-- Opening Marker --

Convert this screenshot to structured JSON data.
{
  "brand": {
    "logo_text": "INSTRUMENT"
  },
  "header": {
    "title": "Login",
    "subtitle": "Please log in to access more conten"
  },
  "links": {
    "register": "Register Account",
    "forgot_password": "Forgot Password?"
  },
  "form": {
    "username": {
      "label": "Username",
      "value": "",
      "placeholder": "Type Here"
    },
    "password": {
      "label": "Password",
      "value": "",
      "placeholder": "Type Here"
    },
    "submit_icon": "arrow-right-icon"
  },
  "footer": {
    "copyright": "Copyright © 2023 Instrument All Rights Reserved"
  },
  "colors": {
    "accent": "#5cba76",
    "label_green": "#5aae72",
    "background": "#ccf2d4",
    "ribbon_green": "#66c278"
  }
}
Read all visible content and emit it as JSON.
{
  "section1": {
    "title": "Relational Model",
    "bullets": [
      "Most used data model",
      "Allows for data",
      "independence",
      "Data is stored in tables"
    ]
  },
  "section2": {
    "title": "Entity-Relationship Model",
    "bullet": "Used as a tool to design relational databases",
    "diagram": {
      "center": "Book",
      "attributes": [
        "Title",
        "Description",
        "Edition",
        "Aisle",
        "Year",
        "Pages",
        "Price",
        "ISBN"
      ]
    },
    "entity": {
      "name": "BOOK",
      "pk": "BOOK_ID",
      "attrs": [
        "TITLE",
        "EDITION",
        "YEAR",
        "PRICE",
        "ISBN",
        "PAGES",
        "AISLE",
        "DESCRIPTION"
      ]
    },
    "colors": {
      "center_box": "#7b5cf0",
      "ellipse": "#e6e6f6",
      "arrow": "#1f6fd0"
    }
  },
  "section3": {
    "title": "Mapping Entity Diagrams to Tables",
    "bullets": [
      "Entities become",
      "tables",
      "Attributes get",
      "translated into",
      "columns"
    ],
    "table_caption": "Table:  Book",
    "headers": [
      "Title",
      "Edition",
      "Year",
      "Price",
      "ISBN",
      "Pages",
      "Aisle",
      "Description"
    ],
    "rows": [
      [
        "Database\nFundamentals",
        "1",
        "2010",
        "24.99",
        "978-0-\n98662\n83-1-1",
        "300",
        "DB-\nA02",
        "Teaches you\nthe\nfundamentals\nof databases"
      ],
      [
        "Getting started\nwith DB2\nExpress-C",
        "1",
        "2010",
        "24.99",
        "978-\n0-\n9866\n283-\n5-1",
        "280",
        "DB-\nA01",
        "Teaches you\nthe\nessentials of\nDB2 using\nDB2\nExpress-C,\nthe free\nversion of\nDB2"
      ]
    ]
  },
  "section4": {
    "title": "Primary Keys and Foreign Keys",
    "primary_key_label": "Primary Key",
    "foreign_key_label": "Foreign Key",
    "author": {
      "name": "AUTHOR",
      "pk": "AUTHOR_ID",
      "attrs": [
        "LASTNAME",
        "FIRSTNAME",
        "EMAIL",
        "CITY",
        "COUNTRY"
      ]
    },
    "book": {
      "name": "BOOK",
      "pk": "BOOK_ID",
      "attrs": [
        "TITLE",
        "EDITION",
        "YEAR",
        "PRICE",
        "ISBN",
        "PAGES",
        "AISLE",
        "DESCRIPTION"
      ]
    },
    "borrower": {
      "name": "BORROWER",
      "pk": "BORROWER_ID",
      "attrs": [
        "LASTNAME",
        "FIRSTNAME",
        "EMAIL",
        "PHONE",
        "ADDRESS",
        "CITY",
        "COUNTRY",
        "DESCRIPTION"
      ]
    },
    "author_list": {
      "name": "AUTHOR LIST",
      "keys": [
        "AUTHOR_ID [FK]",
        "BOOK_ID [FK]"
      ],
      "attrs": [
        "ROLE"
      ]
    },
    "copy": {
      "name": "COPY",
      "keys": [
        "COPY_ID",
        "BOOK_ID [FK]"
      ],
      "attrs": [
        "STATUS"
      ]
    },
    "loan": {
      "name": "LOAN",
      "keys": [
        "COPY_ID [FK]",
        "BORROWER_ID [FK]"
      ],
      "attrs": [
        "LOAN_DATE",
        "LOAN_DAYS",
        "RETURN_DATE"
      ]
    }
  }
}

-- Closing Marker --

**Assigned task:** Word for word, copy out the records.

**Reply to the task:**
Convert this screenshot to structured JSON data.
{
  "brand": {
    "logo_text": "INSTRUMENT"
  },
  "header": {
    "title": "Login",
    "subtitle": "Please log in to access more conten"
  },
  "links": {
    "register": "Register Account",
    "forgot_password": "Forgot Password?"
  },
  "form": {
    "username": {
      "label": "Username",
      "value": "",
      "placeholder": "Type Here"
    },
    "password": {
      "label": "Password",
      "value": "",
      "placeholder": "Type Here"
    },
    "submit_icon": "arrow-right-icon"
  },
  "footer": {
    "copyright": "Copyright © 2023 Instrument All Rights Reserved"
  },
  "colors": {
    "accent": "#5cba76",
    "label_green": "#5aae72",
    "background": "#ccf2d4",
    "ribbon_green": "#66c278"
  }
}
Read all visible content and emit it as JSON.
{
  "section1": {
    "title": "Relational Model",
    "bullets": [
      "Most used data model",
      "Allows for data",
      "independence",
      "Data is stored in tables"
    ]
  },
  "section2": {
    "title": "Entity-Relationship Model",
    "bullet": "Used as a tool to design relational databases",
    "diagram": {
      "center": "Book",
      "attributes": [
        "Title",
        "Description",
        "Edition",
        "Aisle",
        "Year",
        "Pages",
        "Price",
        "ISBN"
      ]
    },
    "entity": {
      "name": "BOOK",
      "pk": "BOOK_ID",
      "attrs": [
        "TITLE",
        "EDITION",
        "YEAR",
        "PRICE",
        "ISBN",
        "PAGES",
        "AISLE",
        "DESCRIPTION"
      ]
    },
    "colors": {
      "center_box": "#7b5cf0",
      "ellipse": "#e6e6f6",
      "arrow": "#1f6fd0"
    }
  },
  "section3": {
    "title": "Mapping Entity Diagrams to Tables",
    "bullets": [
      "Entities become",
      "tables",
      "Attributes get",
      "translated into",
      "columns"
    ],
    "table_caption": "Table:  Book",
    "headers": [
      "Title",
      "Edition",
      "Year",
      "Price",
      "ISBN",
      "Pages",
      "Aisle",
      "Description"
    ],
    "rows": [
      [
        "Database\nFundamentals",
        "1",
        "2010",
        "24.99",
        "978-0-\n98662\n83-1-1",
        "300",
        "DB-\nA02",
        "Teaches you\nthe\nfundamentals\nof databases"
      ],
      [
        "Getting started\nwith DB2\nExpress-C",
        "1",
        "2010",
        "24.99",
        "978-\n0-\n9866\n283-\n5-1",
        "280",
        "DB-\nA01",
        "Teaches you\nthe\nessentials of\nDB2 using\nDB2\nExpress-C,\nthe free\nversion of\nDB2"
      ]
    ]
  },
  "section4": {
    "title": "Primary Keys and Foreign Keys",
    "primary_key_label": "Primary Key",
    "foreign_key_label": "Foreign Key",
    "author": {
      "name": "AUTHOR",
      "pk": "AUTHOR_ID",
      "attrs": [
        "LASTNAME",
        "FIRSTNAME",
        "EMAIL",
        "CITY",
        "COUNTRY"
      ]
    },
    "book": {
      "name": "BOOK",
      "pk": "BOOK_ID",
      "attrs": [
        "TITLE",
        "EDITION",
        "YEAR",
        "PRICE",
        "ISBN",
        "PAGES",
        "AISLE",
        "DESCRIPTION"
      ]
    },
    "borrower": {
      "name": "BORROWER",
      "pk": "BORROWER_ID",
      "attrs": [
        "LASTNAME",
        "FIRSTNAME",
        "EMAIL",
        "PHONE",
        "ADDRESS",
        "CITY",
        "COUNTRY",
        "DESCRIPTION"
      ]
    },
    "author_list": {
      "name": "AUTHOR LIST",
      "keys": [
        "AUTHOR_ID [FK]",
        "BOOK_ID [FK]"
      ],
      "attrs": [
        "ROLE"
      ]
    },
    "copy": {
      "name": "COPY",
      "keys": [
        "COPY_ID",
        "BOOK_ID [FK]"
      ],
      "attrs": [
        "STATUS"
      ]
    },
    "loan": {
      "name": "LOAN",
      "keys": [
        "COPY_ID [FK]",
        "BORROWER_ID [FK]"
      ],
      "attrs": [
        "LOAN_DATE",
        "LOAN_DAYS",
        "RETURN_DATE"
      ]
    }
  }
}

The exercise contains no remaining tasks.